━━━ Exercise input ━━━

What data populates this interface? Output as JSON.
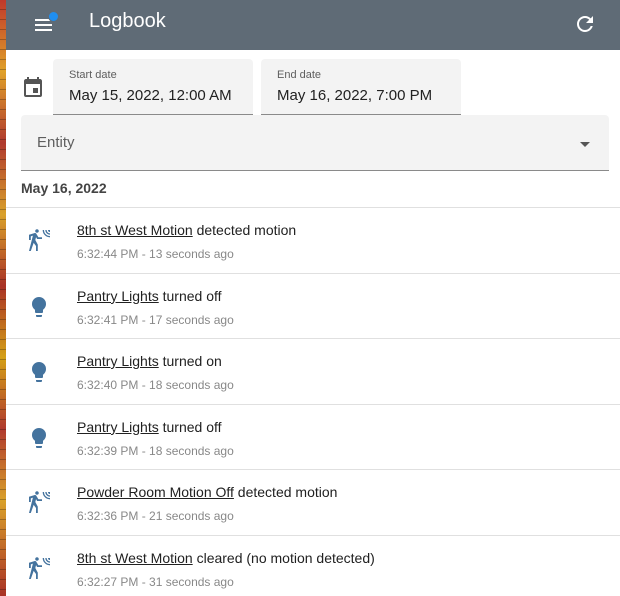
{
  "header": {
    "title": "Logbook",
    "menu_icon": "menu-icon",
    "refresh_icon": "refresh-icon",
    "badge_color": "#1f8ef0",
    "bar_color": "#5f6b76"
  },
  "filters": {
    "calendar_icon": "calendar-icon",
    "start_date": {
      "label": "Start date",
      "value": "May 15, 2022, 12:00 AM"
    },
    "end_date": {
      "label": "End date",
      "value": "May 16, 2022, 7:00 PM"
    },
    "entity": {
      "label": "Entity"
    }
  },
  "log": {
    "date_header": "May 16, 2022",
    "icon_color": "#44739e",
    "entries": [
      {
        "icon": "motion-sensor-icon",
        "entity": "8th st West Motion",
        "message": " detected motion",
        "time": "6:32:44 PM - 13 seconds ago"
      },
      {
        "icon": "lightbulb-icon",
        "entity": "Pantry Lights",
        "message": " turned off",
        "time": "6:32:41 PM - 17 seconds ago"
      },
      {
        "icon": "lightbulb-icon",
        "entity": "Pantry Lights",
        "message": " turned on",
        "time": "6:32:40 PM - 18 seconds ago"
      },
      {
        "icon": "lightbulb-icon",
        "entity": "Pantry Lights",
        "message": " turned off",
        "time": "6:32:39 PM - 18 seconds ago"
      },
      {
        "icon": "motion-sensor-icon",
        "entity": "Powder Room Motion Off",
        "message": " detected motion",
        "time": "6:32:36 PM - 21 seconds ago"
      },
      {
        "icon": "motion-sensor-icon",
        "entity": "8th st West Motion",
        "message": " cleared (no motion detected)",
        "time": "6:32:27 PM - 31 seconds ago"
      }
    ]
  }
}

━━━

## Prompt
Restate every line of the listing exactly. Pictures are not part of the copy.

## Solution to this exercise
What data populates this interface? Output as JSON.
{
  "header": {
    "title": "Logbook",
    "menu_icon": "menu-icon",
    "refresh_icon": "refresh-icon",
    "badge_color": "#1f8ef0",
    "bar_color": "#5f6b76"
  },
  "filters": {
    "calendar_icon": "calendar-icon",
    "start_date": {
      "label": "Start date",
      "value": "May 15, 2022, 12:00 AM"
    },
    "end_date": {
      "label": "End date",
      "value": "May 16, 2022, 7:00 PM"
    },
    "entity": {
      "label": "Entity"
    }
  },
  "log": {
    "date_header": "May 16, 2022",
    "icon_color": "#44739e",
    "entries": [
      {
        "icon": "motion-sensor-icon",
        "entity": "8th st West Motion",
        "message": " detected motion",
        "time": "6:32:44 PM - 13 seconds ago"
      },
      {
        "icon": "lightbulb-icon",
        "entity": "Pantry Lights",
        "message": " turned off",
        "time": "6:32:41 PM - 17 seconds ago"
      },
      {
        "icon": "lightbulb-icon",
        "entity": "Pantry Lights",
        "message": " turned on",
        "time": "6:32:40 PM - 18 seconds ago"
      },
      {
        "icon": "lightbulb-icon",
        "entity": "Pantry Lights",
        "message": " turned off",
        "time": "6:32:39 PM - 18 seconds ago"
      },
      {
        "icon": "motion-sensor-icon",
        "entity": "Powder Room Motion Off",
        "message": " detected motion",
        "time": "6:32:36 PM - 21 seconds ago"
      },
      {
        "icon": "motion-sensor-icon",
        "entity": "8th st West Motion",
        "message": " cleared (no motion detected)",
        "time": "6:32:27 PM - 31 seconds ago"
      }
    ]
  }
}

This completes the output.